↓

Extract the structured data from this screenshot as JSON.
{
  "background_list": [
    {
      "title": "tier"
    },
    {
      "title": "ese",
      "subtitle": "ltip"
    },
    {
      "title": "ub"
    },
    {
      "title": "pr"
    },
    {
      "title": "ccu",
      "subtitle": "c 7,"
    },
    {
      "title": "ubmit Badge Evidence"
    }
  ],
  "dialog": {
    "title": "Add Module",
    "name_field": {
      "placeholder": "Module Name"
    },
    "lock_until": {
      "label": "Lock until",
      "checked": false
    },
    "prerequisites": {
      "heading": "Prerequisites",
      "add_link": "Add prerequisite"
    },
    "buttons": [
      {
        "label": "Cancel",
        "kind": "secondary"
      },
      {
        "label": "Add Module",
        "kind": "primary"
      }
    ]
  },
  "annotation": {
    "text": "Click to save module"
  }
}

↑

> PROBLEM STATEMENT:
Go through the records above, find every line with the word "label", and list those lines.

> ANSWER TO THIS EXERCISE:
      "label": "Lock until",
        "label": "Cancel",
        "label": "Add Module",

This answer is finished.